Two of the biggest tech rivals are now forming an interesting alliance. Following a profit miss in the third quarter, Yahoo has announced a new agreement with Google under which it will display Google ads in its search results while continuing with its own ads and those from Bing. The agreement is set to last three years and includes both mobile and desktop.
Interestingly, Google is the former workplace of current Yahoo CEO Marissa Mayer, where she served as a usability leader and spokesperson.
The deal underway with Google is much like the current one with Microsoft. Yahoo will deliver the traffic with its search engine and share in the revenue from Adwords.
This new non-exclusive agreement is being crafted to meet the best interests of both companies. Yahoo will benefit from using Google’s more sophisticated search advertising service while preserving its autonomy to work with any other search advertising service it wants, be it Microsoft or a third party.

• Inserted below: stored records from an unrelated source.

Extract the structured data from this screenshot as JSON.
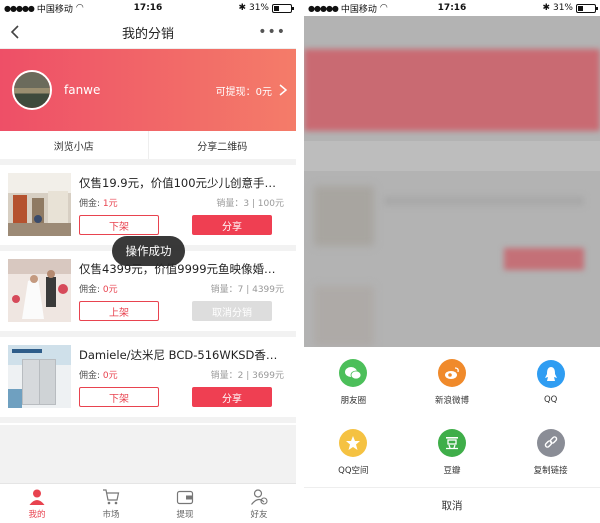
{
  "status": {
    "carrier": "中国移动",
    "time": "17:16",
    "battery": "31%"
  },
  "nav": {
    "title": "我的分销"
  },
  "banner": {
    "username": "fanwe",
    "withdraw": "可提现：0元"
  },
  "actions": {
    "browse": "浏览小店",
    "qrcode": "分享二维码"
  },
  "products": [
    {
      "name": "仅售19.9元，价值100元少儿创意手…",
      "commission_label": "佣金:",
      "commission": "1元",
      "sales": "销量：3 | 100元",
      "btn1": "下架",
      "btn2": "分享",
      "btn2_style": "filled"
    },
    {
      "name": "仅售4399元，价值9999元鱼映像婚…",
      "commission_label": "佣金:",
      "commission": "0元",
      "sales": "销量：7 | 4399元",
      "btn1": "上架",
      "btn2": "取消分销",
      "btn2_style": "disabled"
    },
    {
      "name": "Damiele/达米尼 BCD-516WKSD香…",
      "commission_label": "佣金:",
      "commission": "0元",
      "sales": "销量：2 | 3699元",
      "btn1": "下架",
      "btn2": "分享",
      "btn2_style": "filled"
    }
  ],
  "toast": "操作成功",
  "tabbar": [
    {
      "label": "我的",
      "icon": "person-icon",
      "active": true
    },
    {
      "label": "市场",
      "icon": "cart-icon",
      "active": false
    },
    {
      "label": "提现",
      "icon": "wallet-icon",
      "active": false
    },
    {
      "label": "好友",
      "icon": "friends-icon",
      "active": false
    }
  ],
  "share_sheet": {
    "items": [
      {
        "label": "朋友圈",
        "icon": "wechat-moments-icon",
        "color": "#4cbf5a"
      },
      {
        "label": "新浪微博",
        "icon": "weibo-icon",
        "color": "#f08a2b"
      },
      {
        "label": "QQ",
        "icon": "qq-icon",
        "color": "#2f9df2"
      },
      {
        "label": "QQ空间",
        "icon": "qzone-icon",
        "color": "#f5c242"
      },
      {
        "label": "豆瓣",
        "icon": "douban-icon",
        "color": "#3fae49"
      },
      {
        "label": "复制链接",
        "icon": "link-icon",
        "color": "#8a8d96"
      }
    ],
    "cancel": "取消"
  },
  "colors": {
    "accent": "#e8434f",
    "banner_start": "#ee4f67",
    "banner_end": "#f47c69"
  }
}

Yahoo won’t be obligated to send Google any minimum number of queries, and it retains sole discretion to decide which queries to send.

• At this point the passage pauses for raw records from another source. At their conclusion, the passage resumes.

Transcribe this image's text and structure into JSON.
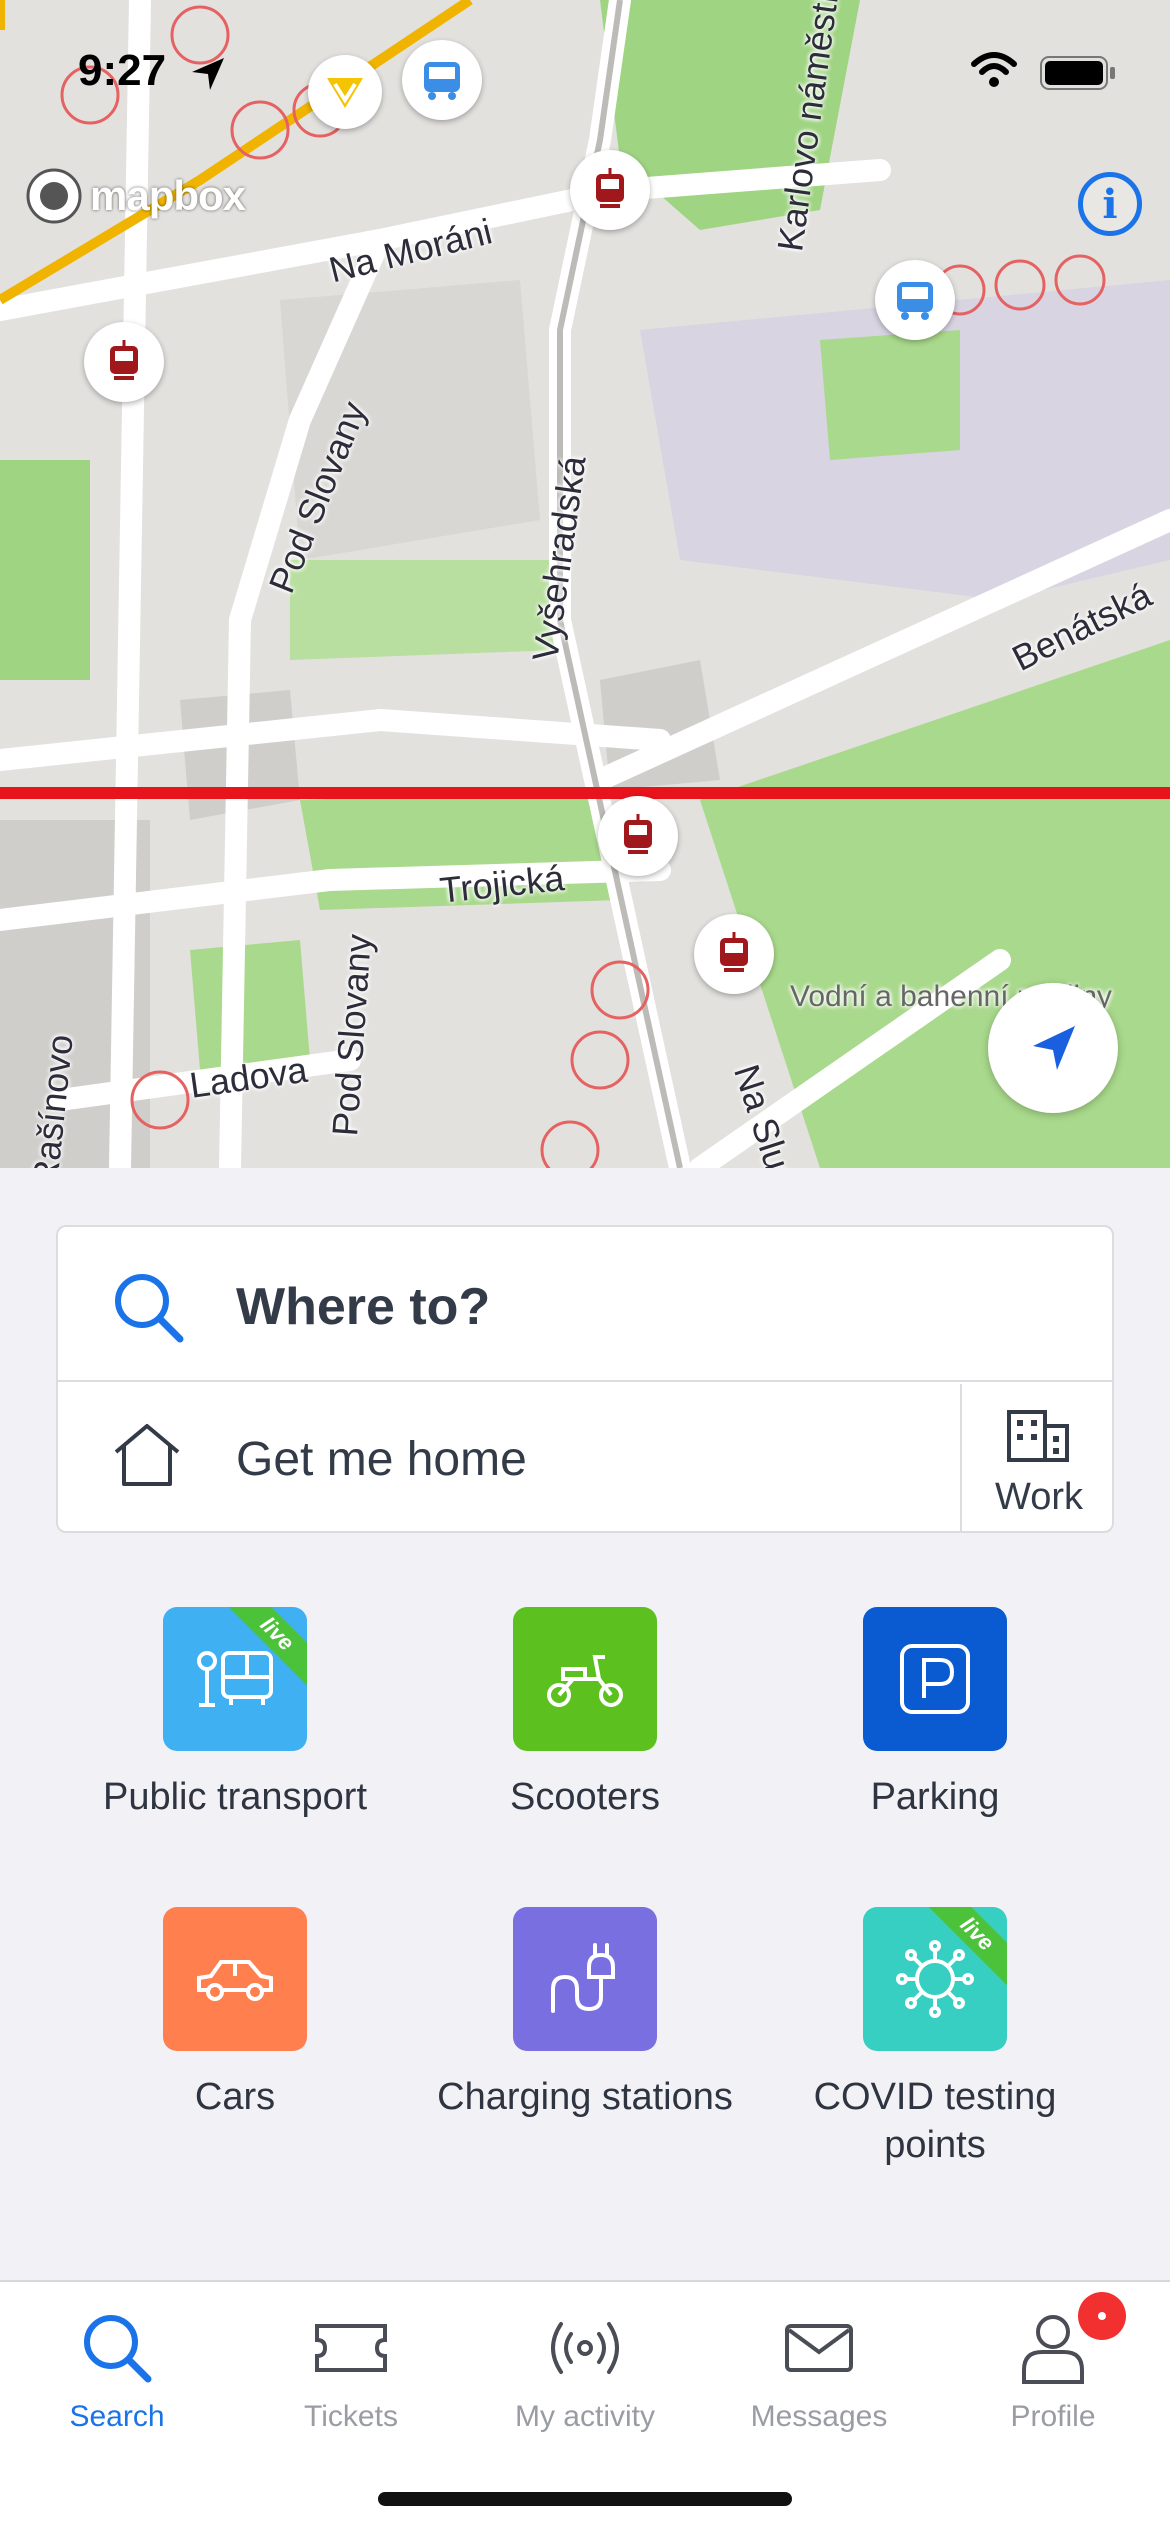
{
  "status_bar": {
    "time": "9:27"
  },
  "map": {
    "attribution": "mapbox",
    "info_label": "i",
    "streets": [
      {
        "name": "Na Moráni"
      },
      {
        "name": "Karlovo náměstí"
      },
      {
        "name": "Pod Slovany"
      },
      {
        "name": "Vyšehradská"
      },
      {
        "name": "Benátská"
      },
      {
        "name": "Trojická"
      },
      {
        "name": "Pod Slovany"
      },
      {
        "name": "Ladova"
      },
      {
        "name": "Rašínovo"
      },
      {
        "name": "Na Slupi"
      },
      {
        "name": "Vodní a bahenní rostliny"
      }
    ],
    "route_line_color": "#e8141b"
  },
  "search": {
    "placeholder": "Where to?",
    "home_label": "Get me home",
    "work_label": "Work"
  },
  "categories": [
    {
      "label": "Public transport",
      "color": "#3fb1f2",
      "icon": "bus-stop-icon",
      "live": "live"
    },
    {
      "label": "Scooters",
      "color": "#5cc11f",
      "icon": "scooter-icon"
    },
    {
      "label": "Parking",
      "color": "#0a5bd1",
      "icon": "parking-icon"
    },
    {
      "label": "Cars",
      "color": "#ff7f4f",
      "icon": "car-icon"
    },
    {
      "label": "Charging stations",
      "color": "#7a6fe0",
      "icon": "plug-icon"
    },
    {
      "label": "COVID testing points",
      "color": "#36cfc2",
      "icon": "virus-icon",
      "live": "live"
    }
  ],
  "tabbar": {
    "tabs": [
      {
        "label": "Search",
        "icon": "search-icon",
        "active": true
      },
      {
        "label": "Tickets",
        "icon": "ticket-icon"
      },
      {
        "label": "My activity",
        "icon": "broadcast-icon"
      },
      {
        "label": "Messages",
        "icon": "envelope-icon"
      },
      {
        "label": "Profile",
        "icon": "person-icon"
      }
    ]
  },
  "accent_color": "#1a73e8"
}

Meanwhile, Google will increase its earnings by reaching a search demographic it wouldn’t otherwise. Advertisers will flock to Adwords in greater numbers once they see it can help them reach users on both search engines. The percentage of earnings Google will make will depend on whether the ads are displayed on mobile, desktop, in the US, or outside the US.
This is a smart move for Yahoo. Although in Yahoo’s ideal world they would own their entire search experience, the reality is that they’re not going to be taking Google’s place anytime soon. Mayer and other Yahoo higher-ups know this, and instead of fighting it, they are embracing it. They’re finding a way to make money off the superiority of their competitor’s search product.

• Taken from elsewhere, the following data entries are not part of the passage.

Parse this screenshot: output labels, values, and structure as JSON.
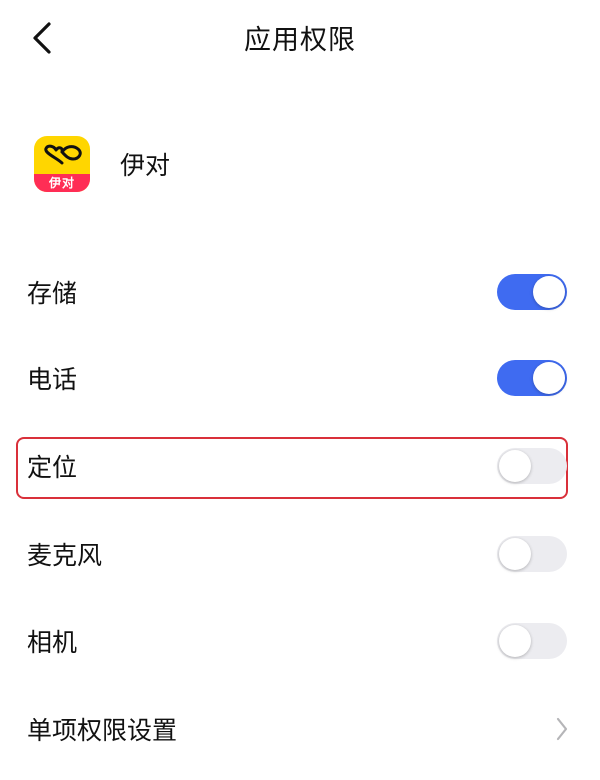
{
  "header": {
    "title": "应用权限",
    "back_icon": "chevron-left-icon"
  },
  "app": {
    "name": "伊对",
    "icon_text": "伊对",
    "icon_colors": {
      "background": "#FFD600",
      "ribbon": "#FF2D55"
    }
  },
  "permissions": [
    {
      "label": "存储",
      "enabled": true
    },
    {
      "label": "电话",
      "enabled": true
    },
    {
      "label": "定位",
      "enabled": false,
      "highlighted": true
    },
    {
      "label": "麦克风",
      "enabled": false
    },
    {
      "label": "相机",
      "enabled": false
    }
  ],
  "individual_settings": {
    "label": "单项权限设置",
    "icon": "chevron-right-icon"
  },
  "colors": {
    "toggle_on": "#3F6BF1",
    "toggle_off": "#ECECF0",
    "highlight_border": "#D9303A"
  }
}
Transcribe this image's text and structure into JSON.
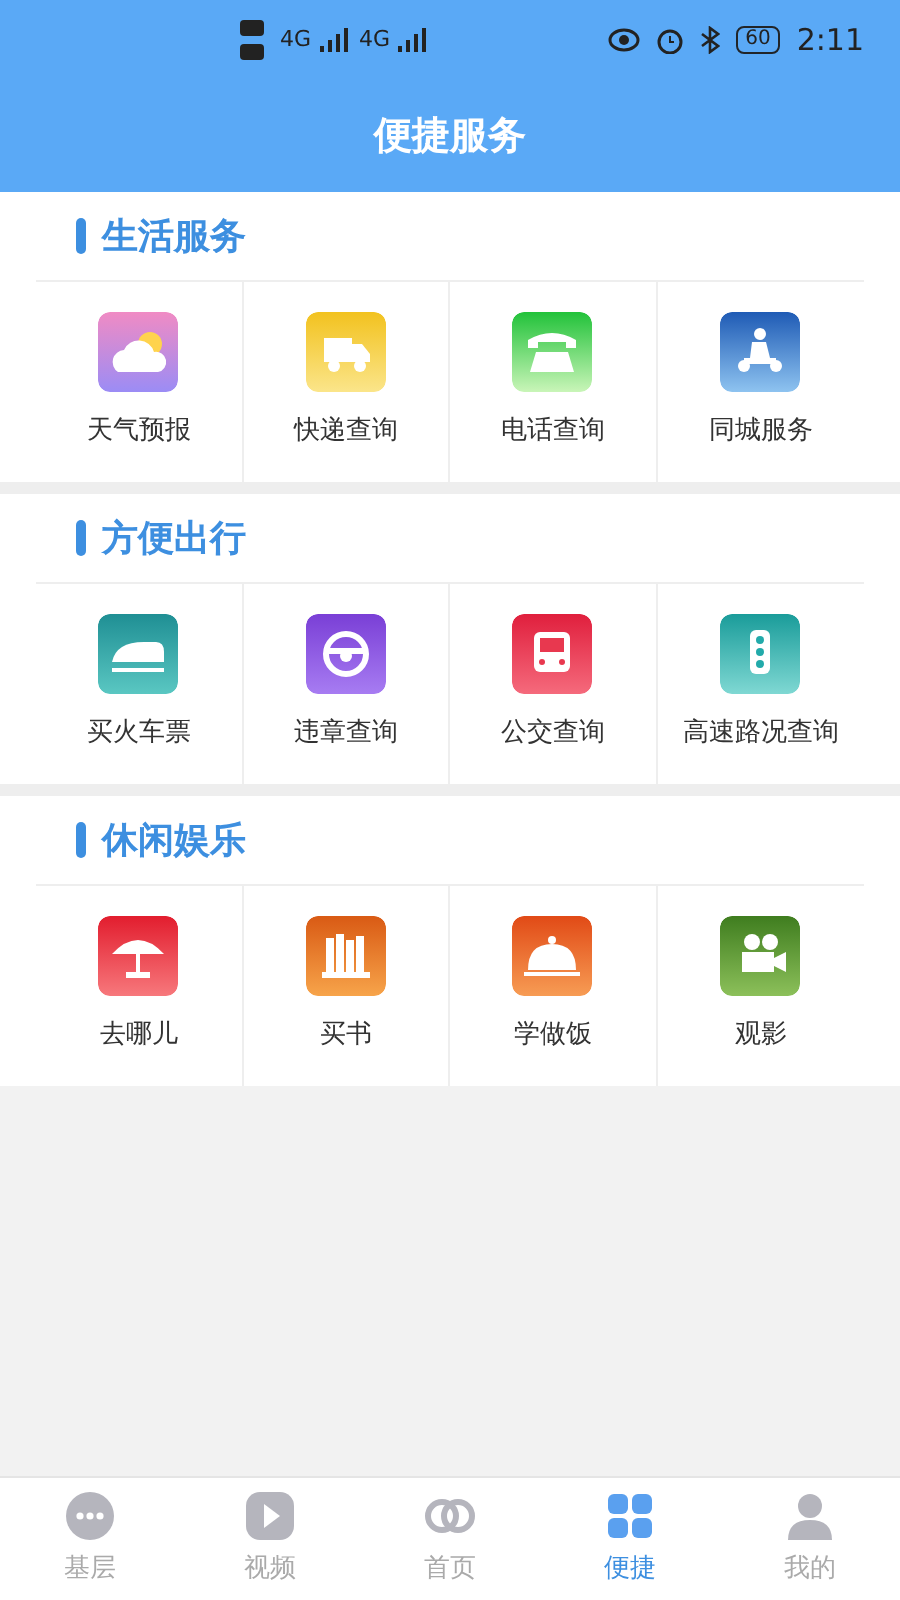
{
  "status_bar": {
    "network_1": "4G",
    "network_2": "4G",
    "battery": "60",
    "time": "2:11"
  },
  "header": {
    "title": "便捷服务"
  },
  "sections": [
    {
      "title": "生活服务",
      "items": [
        {
          "label": "天气预报"
        },
        {
          "label": "快递查询"
        },
        {
          "label": "电话查询"
        },
        {
          "label": "同城服务"
        }
      ]
    },
    {
      "title": "方便出行",
      "items": [
        {
          "label": "买火车票"
        },
        {
          "label": "违章查询"
        },
        {
          "label": "公交查询"
        },
        {
          "label": "高速路况查询"
        }
      ]
    },
    {
      "title": "休闲娱乐",
      "items": [
        {
          "label": "去哪儿"
        },
        {
          "label": "买书"
        },
        {
          "label": "学做饭"
        },
        {
          "label": "观影"
        }
      ]
    }
  ],
  "tab_bar": [
    {
      "label": "基层",
      "selected": false
    },
    {
      "label": "视频",
      "selected": false
    },
    {
      "label": "首页",
      "selected": false
    },
    {
      "label": "便捷",
      "selected": true
    },
    {
      "label": "我的",
      "selected": false
    }
  ]
}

Nevertheless, Yahoo doesn’t want to let itself get left behind in the search advertising race. Mobile is still a viable battleground which none of the major search engines–including Google–have been able to fully conquer. This provides Yahoo with ample opportunity, especially given the fact that mobile searches have now surpassed desktop searches. Its native ad program, known as Yahoo Streaming, is designed to appeal to a broader base of advertisers across the economic spectrum.
Then there’s non-browser advertising. When 90 percent of the time people spend on their smartphones is in apps–not the browser–the company that best learns how to reach audiences through this medium is going to come out winning. Google has the clear advantage in this realm, given its ownership of the Android operating system. Yahoo is trying to catch up with projects like Aviate, a launcher in the vein of Google Now that suggests apps for you to use.
Yahoo may still suffer from a bad reputation as a relic of the nineties and perpetual second place to Google, but these current initiatives show that it’s still a viable company looking to for a field in which to distinguish itself.